→ **Work request**:
Copy out all lines of the listing below that hold "icon".

→ **Material provided**:
+===+

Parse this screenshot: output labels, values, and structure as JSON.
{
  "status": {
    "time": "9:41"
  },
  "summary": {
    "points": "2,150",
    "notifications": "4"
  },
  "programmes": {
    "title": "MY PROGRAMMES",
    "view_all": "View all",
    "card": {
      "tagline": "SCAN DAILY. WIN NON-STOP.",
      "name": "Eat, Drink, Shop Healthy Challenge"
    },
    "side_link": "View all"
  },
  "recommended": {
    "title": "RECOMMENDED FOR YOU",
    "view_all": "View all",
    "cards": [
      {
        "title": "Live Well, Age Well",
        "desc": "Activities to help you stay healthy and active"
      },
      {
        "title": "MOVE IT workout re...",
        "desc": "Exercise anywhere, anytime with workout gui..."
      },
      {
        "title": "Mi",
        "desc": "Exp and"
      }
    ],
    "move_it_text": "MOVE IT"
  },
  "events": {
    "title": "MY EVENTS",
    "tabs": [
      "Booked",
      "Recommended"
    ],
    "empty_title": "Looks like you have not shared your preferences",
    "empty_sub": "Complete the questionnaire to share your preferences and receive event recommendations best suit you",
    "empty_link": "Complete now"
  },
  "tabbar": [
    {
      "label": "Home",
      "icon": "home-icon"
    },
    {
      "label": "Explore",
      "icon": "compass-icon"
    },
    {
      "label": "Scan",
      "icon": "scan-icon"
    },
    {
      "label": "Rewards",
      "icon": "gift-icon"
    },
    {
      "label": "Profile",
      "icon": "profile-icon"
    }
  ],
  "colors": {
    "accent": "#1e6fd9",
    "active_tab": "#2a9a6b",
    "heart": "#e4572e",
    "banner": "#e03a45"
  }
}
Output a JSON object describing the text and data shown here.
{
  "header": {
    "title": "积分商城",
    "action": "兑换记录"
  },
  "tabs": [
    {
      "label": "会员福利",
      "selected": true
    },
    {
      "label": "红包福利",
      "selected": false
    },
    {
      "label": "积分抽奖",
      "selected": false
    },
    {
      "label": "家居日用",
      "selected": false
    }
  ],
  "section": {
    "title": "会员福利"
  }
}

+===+

→ **Output for this task**:
      "icon": "home-icon"
      "icon": "compass-icon"
      "icon": "scan-icon"
      "icon": "gift-icon"
      "icon": "profile-icon"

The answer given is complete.